- WORK TO COMPLETE:
Reproduce the records below word for word.

- STORED DATA:
★ ★ ★ ★ ★
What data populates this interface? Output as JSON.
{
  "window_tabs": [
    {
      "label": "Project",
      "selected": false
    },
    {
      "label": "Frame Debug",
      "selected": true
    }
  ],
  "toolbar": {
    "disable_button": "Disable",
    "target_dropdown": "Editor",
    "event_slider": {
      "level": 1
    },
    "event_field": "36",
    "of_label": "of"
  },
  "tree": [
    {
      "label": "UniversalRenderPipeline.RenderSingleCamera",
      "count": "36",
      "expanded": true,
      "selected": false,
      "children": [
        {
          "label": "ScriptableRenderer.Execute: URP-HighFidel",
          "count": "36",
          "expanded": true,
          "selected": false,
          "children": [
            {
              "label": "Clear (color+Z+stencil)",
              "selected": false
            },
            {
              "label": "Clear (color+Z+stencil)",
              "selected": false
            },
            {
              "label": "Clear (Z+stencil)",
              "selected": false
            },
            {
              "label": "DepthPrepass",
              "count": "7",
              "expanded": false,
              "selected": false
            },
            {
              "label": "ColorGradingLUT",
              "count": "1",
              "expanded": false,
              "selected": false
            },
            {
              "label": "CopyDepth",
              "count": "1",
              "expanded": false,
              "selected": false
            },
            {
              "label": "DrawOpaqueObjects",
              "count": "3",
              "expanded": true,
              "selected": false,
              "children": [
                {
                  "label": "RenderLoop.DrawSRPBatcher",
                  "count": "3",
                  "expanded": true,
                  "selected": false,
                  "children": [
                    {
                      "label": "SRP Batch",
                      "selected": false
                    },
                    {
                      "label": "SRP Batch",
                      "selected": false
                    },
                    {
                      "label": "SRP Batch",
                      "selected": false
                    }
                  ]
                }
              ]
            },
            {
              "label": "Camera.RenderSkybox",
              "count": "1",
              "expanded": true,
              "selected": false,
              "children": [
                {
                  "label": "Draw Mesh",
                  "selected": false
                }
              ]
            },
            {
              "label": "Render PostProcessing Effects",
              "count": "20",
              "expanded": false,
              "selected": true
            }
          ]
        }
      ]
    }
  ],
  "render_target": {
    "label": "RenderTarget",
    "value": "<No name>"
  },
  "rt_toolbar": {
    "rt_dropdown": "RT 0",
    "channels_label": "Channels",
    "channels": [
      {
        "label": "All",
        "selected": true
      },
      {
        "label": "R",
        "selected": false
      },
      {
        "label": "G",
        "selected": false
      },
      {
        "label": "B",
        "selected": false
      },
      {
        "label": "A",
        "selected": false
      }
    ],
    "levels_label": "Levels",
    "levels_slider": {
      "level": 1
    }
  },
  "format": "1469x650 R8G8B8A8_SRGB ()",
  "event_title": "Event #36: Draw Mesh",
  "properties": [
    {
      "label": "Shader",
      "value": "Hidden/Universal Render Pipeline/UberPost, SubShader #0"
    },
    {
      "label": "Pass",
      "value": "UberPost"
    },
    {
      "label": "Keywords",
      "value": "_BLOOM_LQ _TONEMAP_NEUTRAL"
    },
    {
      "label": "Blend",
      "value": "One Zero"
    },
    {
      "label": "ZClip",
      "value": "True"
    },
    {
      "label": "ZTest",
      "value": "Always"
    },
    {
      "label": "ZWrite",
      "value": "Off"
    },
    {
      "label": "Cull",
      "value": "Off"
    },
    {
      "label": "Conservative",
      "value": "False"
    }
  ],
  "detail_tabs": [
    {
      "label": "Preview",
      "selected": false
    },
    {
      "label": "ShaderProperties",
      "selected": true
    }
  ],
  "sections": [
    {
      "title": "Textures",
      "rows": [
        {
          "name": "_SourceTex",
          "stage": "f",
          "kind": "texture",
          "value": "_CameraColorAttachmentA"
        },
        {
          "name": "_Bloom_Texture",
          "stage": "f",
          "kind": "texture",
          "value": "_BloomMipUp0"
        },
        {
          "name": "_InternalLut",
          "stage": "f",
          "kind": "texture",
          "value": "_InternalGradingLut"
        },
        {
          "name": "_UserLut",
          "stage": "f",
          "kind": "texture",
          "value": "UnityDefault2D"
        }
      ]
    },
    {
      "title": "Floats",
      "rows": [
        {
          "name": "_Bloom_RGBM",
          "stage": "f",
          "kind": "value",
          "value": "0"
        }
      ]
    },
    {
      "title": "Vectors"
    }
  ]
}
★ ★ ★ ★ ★
- ANSWER FOR THIS EXERCISE:
What data populates this interface? Output as JSON.
{
  "window_tabs": [
    {
      "label": "Project",
      "selected": false
    },
    {
      "label": "Frame Debug",
      "selected": true
    }
  ],
  "toolbar": {
    "disable_button": "Disable",
    "target_dropdown": "Editor",
    "event_slider": {
      "level": 1
    },
    "event_field": "36",
    "of_label": "of"
  },
  "tree": [
    {
      "label": "UniversalRenderPipeline.RenderSingleCamera",
      "count": "36",
      "expanded": true,
      "selected": false,
      "children": [
        {
          "label": "ScriptableRenderer.Execute: URP-HighFidel",
          "count": "36",
          "expanded": true,
          "selected": false,
          "children": [
            {
              "label": "Clear (color+Z+stencil)",
              "selected": false
            },
            {
              "label": "Clear (color+Z+stencil)",
              "selected": false
            },
            {
              "label": "Clear (Z+stencil)",
              "selected": false
            },
            {
              "label": "DepthPrepass",
              "count": "7",
              "expanded": false,
              "selected": false
            },
            {
              "label": "ColorGradingLUT",
              "count": "1",
              "expanded": false,
              "selected": false
            },
            {
              "label": "CopyDepth",
              "count": "1",
              "expanded": false,
              "selected": false
            },
            {
              "label": "DrawOpaqueObjects",
              "count": "3",
              "expanded": true,
              "selected": false,
              "children": [
                {
                  "label": "RenderLoop.DrawSRPBatcher",
                  "count": "3",
                  "expanded": true,
                  "selected": false,
                  "children": [
                    {
                      "label": "SRP Batch",
                      "selected": false
                    },
                    {
                      "label": "SRP Batch",
                      "selected": false
                    },
                    {
                      "label": "SRP Batch",
                      "selected": false
                    }
                  ]
                }
              ]
            },
            {
              "label": "Camera.RenderSkybox",
              "count": "1",
              "expanded": true,
              "selected": false,
              "children": [
                {
                  "label": "Draw Mesh",
                  "selected": false
                }
              ]
            },
            {
              "label": "Render PostProcessing Effects",
              "count": "20",
              "expanded": false,
              "selected": true
            }
          ]
        }
      ]
    }
  ],
  "render_target": {
    "label": "RenderTarget",
    "value": "<No name>"
  },
  "rt_toolbar": {
    "rt_dropdown": "RT 0",
    "channels_label": "Channels",
    "channels": [
      {
        "label": "All",
        "selected": true
      },
      {
        "label": "R",
        "selected": false
      },
      {
        "label": "G",
        "selected": false
      },
      {
        "label": "B",
        "selected": false
      },
      {
        "label": "A",
        "selected": false
      }
    ],
    "levels_label": "Levels",
    "levels_slider": {
      "level": 1
    }
  },
  "format": "1469x650 R8G8B8A8_SRGB ()",
  "event_title": "Event #36: Draw Mesh",
  "properties": [
    {
      "label": "Shader",
      "value": "Hidden/Universal Render Pipeline/UberPost, SubShader #0"
    },
    {
      "label": "Pass",
      "value": "UberPost"
    },
    {
      "label": "Keywords",
      "value": "_BLOOM_LQ _TONEMAP_NEUTRAL"
    },
    {
      "label": "Blend",
      "value": "One Zero"
    },
    {
      "label": "ZClip",
      "value": "True"
    },
    {
      "label": "ZTest",
      "value": "Always"
    },
    {
      "label": "ZWrite",
      "value": "Off"
    },
    {
      "label": "Cull",
      "value": "Off"
    },
    {
      "label": "Conservative",
      "value": "False"
    }
  ],
  "detail_tabs": [
    {
      "label": "Preview",
      "selected": false
    },
    {
      "label": "ShaderProperties",
      "selected": true
    }
  ],
  "sections": [
    {
      "title": "Textures",
      "rows": [
        {
          "name": "_SourceTex",
          "stage": "f",
          "kind": "texture",
          "value": "_CameraColorAttachmentA"
        },
        {
          "name": "_Bloom_Texture",
          "stage": "f",
          "kind": "texture",
          "value": "_BloomMipUp0"
        },
        {
          "name": "_InternalLut",
          "stage": "f",
          "kind": "texture",
          "value": "_InternalGradingLut"
        },
        {
          "name": "_UserLut",
          "stage": "f",
          "kind": "texture",
          "value": "UnityDefault2D"
        }
      ]
    },
    {
      "title": "Floats",
      "rows": [
        {
          "name": "_Bloom_RGBM",
          "stage": "f",
          "kind": "value",
          "value": "0"
        }
      ]
    },
    {
      "title": "Vectors"
    }
  ]
}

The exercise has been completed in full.